Recently, the National Security Agency (NSA) published a cybersecurity guidance, “Embracing a Zero Trust Security Model.” This guidance shows how deploying Zero Trust security principles can better position cybersecurity professionals to secure enterprise networks and sensitive data. The guidance aims to provide users with a foundational understanding of Zero Trust and discusses its benefits along with potential challenges, and makes recommendations for implementing Zero Trust within their networks.
The Zero Trust model eliminates trust in any one element, node, or service by assuming that a breach is inevitable or has already occurred. The data-centric security model constantly limits access while also looking for anomalous or malicious activity.
Adopting the Zero Trust mindset and leveraging Zero Trust principles will enable systems administrators to control how users, processes, and devices engage with data. These principles can prevent the abuse of compromised user credentials, remote exploitation, or insider threats, and even mitigate effects of supply chain malicious activity.

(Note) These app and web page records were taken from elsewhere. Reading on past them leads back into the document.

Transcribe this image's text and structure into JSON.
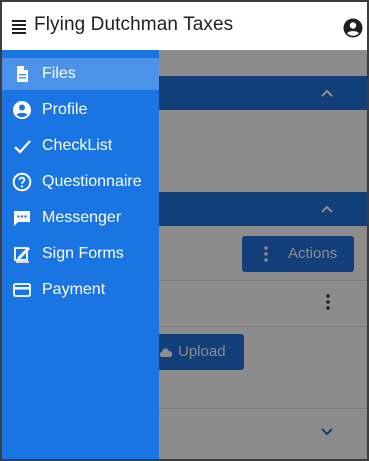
{
  "app": {
    "title": "Flying Dutchman Taxes"
  },
  "drawer": {
    "items": [
      {
        "label": "Files",
        "icon": "file-icon",
        "active": true
      },
      {
        "label": "Profile",
        "icon": "account-circle-icon",
        "active": false
      },
      {
        "label": "CheckList",
        "icon": "checkmark-icon",
        "active": false
      },
      {
        "label": "Questionnaire",
        "icon": "help-circle-icon",
        "active": false
      },
      {
        "label": "Messenger",
        "icon": "chat-icon",
        "active": false
      },
      {
        "label": "Sign Forms",
        "icon": "sign-icon",
        "active": false
      },
      {
        "label": "Payment",
        "icon": "credit-card-icon",
        "active": false
      }
    ]
  },
  "content": {
    "actions_label": "Actions",
    "upload_label": "Upload"
  },
  "colors": {
    "drawer": "#1a75e2",
    "drawer_active": "#4b92e8",
    "panel_header": "#123f7a",
    "overlay": "#8c8c8c"
  }
}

In the guidance, NSA strongly recommends that a Zero Trust security model be considered for all critical networks within National Security Systems, the Department of Defense’s critical networks, and Defense Industrial Base critical networks and systems. NSA notes that Zero Trust principles should be implemented in most aspects of a network and its operations ecosystems to become fully effective. To address potential challenges of implementing Zero Trust solutions, NSA is developing and will release additional guidance in the coming months.
Commenting on the news, Kevin Dunne, President at Greenlight, a Flemington, New Jersey-based provider of integrated risk management solutions, says, "Zero Trust is a model that all organizations with sensitive data should consider. Government agencies often set the standard, as they are the most frequent targets of cyber attacks, but the methods they employ should be used across the private sector as well. Whether it is customer data, employee data, financial data, or intellectual property, Zero Trust principles function to keep critical assets secure. Inevitably, the bad actor will compromise a device and or credential, what happens next depends on how well the organization has instituted least privilege access and narrowed the scope of what those devices and credentials can do. Implementing a Zero Trust model across identities, networks, devices and applications can be the difference between a limited hack with insignificant damage or a major incident with loss of critical data. Any organization that is uncertain about the value of Zero Trust should start with an audit of their identities, networks, devices and applications - undoubtedly, they will find cases of shadow IT, zombie accounts, and overprivileged users that represent clear and present danger. A Zero Trust philosophy can immediately begin to address current gaps, and provide a foundation for managing risk going forward."
Oliver Tavakoli, CTO at Vectra, a San Jose, Calif.-based provider of technology which applies AI to detect and hunt for cyber attackers, notes, “Zero Trust is the modern manifestation of the epiphany that not all intrusions can be prevented and that the ability to detect these intrusion and respond to them before they do extensive damage is the key to resilience in the face of ever more ambitious cyberattacks. The principles of Zero Trust outlined by the NSA are a natural progression from CISA’s Continuous Diagnostics and Mitigation (CDM) program developed in 2012. There is more emphasis here on the combination of user and device identity along with more granular policy (least privilege) and the ability to continually look for meaningful anomalies in behavior (on both the device and in the network) which may signal that an attack is underway. This model aligns pretty well with Google’s BeyondCorp model which was initially created in response to the 2009 Aurora attack and has been refined over the intervening decade.
Tavakoli adds, "Private entities are already ahead of the federal government in adopting these Zero Trust principles, though that journey is by no means complete.”
Joseph Carson, Advisory CISO at Thycotic, a Washington D.C. based provider of privileged access management (PAM) solutions, explains, “Today, trust is being abused by cyber-criminals targeting unsuspecting employees personal accounts to gain access, later elevating to privileged accounts that can move around corporate networks undetected, and roaming around the network for months or even longer. Once attackers gain access to the internal network they typically have access to the entire network as everything inside the network is automatically trusted. This is why the Zero Trust security model was introduced—to address a new stance on trust: never trust and always verify."
Carson adds, "As with most security strategies and architectures, we continue to have a failure to focus on the business value and how Zero Trust improves business efficiency or helps employees do their job. How does Zero Trust make a positive security impact is the big question. As always, we need to have security that is usable and make the employees job better. I strongly believe in a Zero Trust methodology, however, I don’t favor using the term when talking to the business. Instead, I refer to Building Digital Trust or Adaptive security when talking to business users as this focuses on a positive security experience. The term Zero Trust resonates best within the Security and Risk teams, however, with the business it is just another security control. Moving forward, the top focus of security must be on how it adds business value followed by how it reduces business risks and increases business resilience. Unfortunately, for now, we continue to focus on the threats.”